Active Member
Haaaaaa......now I hear about big ladle casting. After I finally saved enough to buy an RCBS Pro-Melt.

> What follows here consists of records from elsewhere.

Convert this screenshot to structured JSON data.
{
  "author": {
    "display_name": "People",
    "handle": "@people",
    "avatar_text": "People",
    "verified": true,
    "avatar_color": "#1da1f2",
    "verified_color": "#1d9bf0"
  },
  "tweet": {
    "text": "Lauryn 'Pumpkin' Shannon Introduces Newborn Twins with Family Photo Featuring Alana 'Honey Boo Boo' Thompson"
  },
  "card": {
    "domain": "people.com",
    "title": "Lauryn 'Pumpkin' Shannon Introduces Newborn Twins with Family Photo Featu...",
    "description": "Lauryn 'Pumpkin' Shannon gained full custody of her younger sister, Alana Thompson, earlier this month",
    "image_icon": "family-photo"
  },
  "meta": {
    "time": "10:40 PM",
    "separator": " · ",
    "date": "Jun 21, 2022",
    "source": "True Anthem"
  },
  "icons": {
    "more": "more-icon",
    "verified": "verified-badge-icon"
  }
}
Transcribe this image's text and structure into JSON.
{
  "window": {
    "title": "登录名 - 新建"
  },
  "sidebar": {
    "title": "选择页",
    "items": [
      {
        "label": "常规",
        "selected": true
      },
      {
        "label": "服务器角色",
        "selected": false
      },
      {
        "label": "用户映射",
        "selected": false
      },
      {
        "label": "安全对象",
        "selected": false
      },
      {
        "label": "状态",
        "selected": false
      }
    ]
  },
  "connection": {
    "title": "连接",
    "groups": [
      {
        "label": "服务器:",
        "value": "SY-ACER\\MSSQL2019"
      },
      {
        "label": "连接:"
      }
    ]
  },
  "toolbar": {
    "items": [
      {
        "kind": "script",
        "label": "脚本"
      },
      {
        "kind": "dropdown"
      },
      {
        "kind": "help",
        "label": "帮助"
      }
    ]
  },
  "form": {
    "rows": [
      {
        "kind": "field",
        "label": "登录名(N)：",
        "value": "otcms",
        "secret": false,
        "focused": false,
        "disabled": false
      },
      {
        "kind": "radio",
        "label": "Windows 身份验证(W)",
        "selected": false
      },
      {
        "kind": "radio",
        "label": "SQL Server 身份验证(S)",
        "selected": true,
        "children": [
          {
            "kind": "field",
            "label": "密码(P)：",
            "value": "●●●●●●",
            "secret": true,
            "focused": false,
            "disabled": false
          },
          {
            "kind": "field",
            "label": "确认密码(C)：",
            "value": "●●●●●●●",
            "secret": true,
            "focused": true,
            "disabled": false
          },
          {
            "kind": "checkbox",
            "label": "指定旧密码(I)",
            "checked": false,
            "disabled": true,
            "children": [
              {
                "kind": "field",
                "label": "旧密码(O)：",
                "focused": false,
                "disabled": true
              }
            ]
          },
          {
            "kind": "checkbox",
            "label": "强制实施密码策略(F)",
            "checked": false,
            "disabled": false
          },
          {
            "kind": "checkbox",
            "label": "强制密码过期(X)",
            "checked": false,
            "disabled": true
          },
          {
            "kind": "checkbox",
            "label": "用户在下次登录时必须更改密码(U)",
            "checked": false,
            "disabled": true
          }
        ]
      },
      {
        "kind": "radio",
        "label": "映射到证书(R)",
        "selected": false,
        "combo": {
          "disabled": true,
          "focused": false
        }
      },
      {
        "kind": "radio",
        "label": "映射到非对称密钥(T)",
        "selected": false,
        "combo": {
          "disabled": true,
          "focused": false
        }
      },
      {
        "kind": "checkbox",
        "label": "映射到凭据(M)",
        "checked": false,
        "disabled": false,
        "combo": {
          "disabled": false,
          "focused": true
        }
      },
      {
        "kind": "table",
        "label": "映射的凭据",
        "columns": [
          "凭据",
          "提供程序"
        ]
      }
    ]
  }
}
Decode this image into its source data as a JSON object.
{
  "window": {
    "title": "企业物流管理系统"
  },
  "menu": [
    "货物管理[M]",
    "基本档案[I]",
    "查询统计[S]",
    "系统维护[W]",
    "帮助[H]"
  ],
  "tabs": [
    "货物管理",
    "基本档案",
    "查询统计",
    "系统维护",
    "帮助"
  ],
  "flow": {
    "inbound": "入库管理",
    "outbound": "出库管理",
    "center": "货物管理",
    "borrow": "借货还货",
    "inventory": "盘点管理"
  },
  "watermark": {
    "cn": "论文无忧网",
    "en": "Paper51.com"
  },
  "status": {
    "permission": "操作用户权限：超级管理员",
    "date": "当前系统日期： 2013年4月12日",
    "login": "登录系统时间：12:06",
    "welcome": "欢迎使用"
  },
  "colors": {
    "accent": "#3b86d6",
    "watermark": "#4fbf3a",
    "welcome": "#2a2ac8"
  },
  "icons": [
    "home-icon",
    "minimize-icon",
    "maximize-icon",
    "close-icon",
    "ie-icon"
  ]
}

Oh well, they poured pretty good with the Lee 20 lb bottom pour...it can only get better with the new RCBS right?